16 April, 2021

The Deep Sea Conservation Coalition’s (DSCC) 2020 Report informs on Fisheries, Deep Seabed Mining and Ocean Governance.

20 January, 2021

1 December, 2020 – Letter to the President of the Council on Blue Minerals Jamaica Ltd. Application

24 November 2020 – Letters to the ISA on the Silence Procedure

23 November 2020 – Letter to the Secretary-General on Tonga Offshore Mining Ltd Acquisition by DeepGreen Metals Inc.

6 October 2020 – Letter the Finance Committee on ISA Proposal to Charge Observer Fees

22 September 2020 – Letter to the Acting President of the Council on Observers and the Silence Procedure

5 June 2020 – Letter to the Secretary General on ISA Webinars, Transparency and Observer Participation

22 May 2020 – Letter to the Secretary General on India Environmental Impact Assessment Process

20 October, 2020

Willaert, Klaas. “Public participation in the context of deep sea mining: Luxury or legal obligation?.” Ocean & Coastal Management 198 (2020): 105368.

Beyond the boundaries of national jurisdiction, the ocean floor and its minerals are governed by a comprehensive international regime, which determines by whom and under what conditions these natural resources can be prospected, explored and exploited.  The main principles are set out in the United Nations Convention on the Law of the Sea and the 1994 Implementation Agreement, while more detailed rules are included in specific regulations of the International Seabed Authority (ISA). The ISA has issued rules for the first phases of deep sea mining activities (prospecting and exploration), but has yet to adopt exploitation regulations. A draft version is however being developed and provides a good indication of the current state of play. With regard to transparency and public participation, significant improvements can be identified, but considering the influence of NGOs and their crucial role as watchdogs, the power of third-party stakeholders can still be deemed fairly limited. This article analyzes the existing principles and available options regarding transparency, public participation and access to justice in all phases of deep sea mining activities, identifies the main weaknesses and suggests possible corrections, all the while assessing whether such provisions should be considered a luxury or rather the implementation of an enforceable legal obligation.

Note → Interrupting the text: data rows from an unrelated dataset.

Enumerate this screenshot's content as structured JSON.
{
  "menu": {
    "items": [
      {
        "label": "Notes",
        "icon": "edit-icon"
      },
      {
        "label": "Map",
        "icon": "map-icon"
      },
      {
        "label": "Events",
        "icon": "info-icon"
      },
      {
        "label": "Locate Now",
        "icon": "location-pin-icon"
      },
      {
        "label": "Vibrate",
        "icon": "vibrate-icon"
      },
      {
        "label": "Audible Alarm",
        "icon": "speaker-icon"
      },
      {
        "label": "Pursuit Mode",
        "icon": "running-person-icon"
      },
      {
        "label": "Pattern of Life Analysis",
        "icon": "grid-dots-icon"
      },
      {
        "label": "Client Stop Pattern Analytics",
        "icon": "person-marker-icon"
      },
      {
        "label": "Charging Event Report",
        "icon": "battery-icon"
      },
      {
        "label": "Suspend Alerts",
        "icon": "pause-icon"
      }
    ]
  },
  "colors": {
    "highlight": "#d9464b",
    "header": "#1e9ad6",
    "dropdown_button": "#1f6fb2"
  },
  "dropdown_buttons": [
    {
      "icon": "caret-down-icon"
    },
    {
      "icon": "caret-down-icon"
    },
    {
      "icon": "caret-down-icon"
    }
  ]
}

9 June, 2020

The deep sea is the largest biome on Earth. This mysterious and varied place makes up 90% of the marine environment and plays a vital role in regulating our planetary systems, not least by absorbing and storing vast quantities of the carbon dioxide emitted into the air by human activity.

Learn more:

8 May, 2018

Mendeley is a free reference manager and academic social network where you can organize your research, collaborate with others online, and discover the latest research. In Mendeley, you can also find scientific publications related to deep-sea mining by browsing in the ‘Literature on Deep Sea Mining’ Group, find the instructions to subscribe to the group here.

8 February, 2018

Commercial-scalemining for polymetallic nodules could have a major impact on the deep-sea environment, but the effects of these mining activities on deep-sea ecosystems are very poorly known. Here we evaluate changes in faunal densities and diversity of benthic communities in reponse to simulated or test nodule mining disturbances using meta-analysis techniques.

Authors: Daniel O. B. Jones, Stefanie Kaiser, Andrew K. Sweetman, Craig R. Smith, Lenaick Menot, Annemiek Vink, Dwight Trueblood, Jens Greinert, David S. M. Billett, Pedro Martinez Arbizu, Teresa Radziejewska, Ravail Singh, Baban Ingole, Tanja Stratmann, Erik Simon-Lledo, Jennifer M. Durden, Malcolm R. Clark.

Available in English.


10 January, 2018

Rising demand for minerals and metals, including for use in the technology sector, hasled to a resurgence of interest in exploration of mineral resources located on the seabed. Such resources cannot be considered in isolation of the distinctive, in some cases unique, assemblages of marine species associated with the same habitats and structures.

Available in English.

8 January, 2018

Oxygen concentrations inboth the open ocean and coastal waters havebeen declining since at least the middle of the20th century. This oxygen loss, or deoxygenation, is one of the most important changes occurring in an ocean increasingly modified by humanactivities that have raised temperatures, CO2 levels, and nutrient inputs and have altered the abundances and distributions of marine species.

Available in English.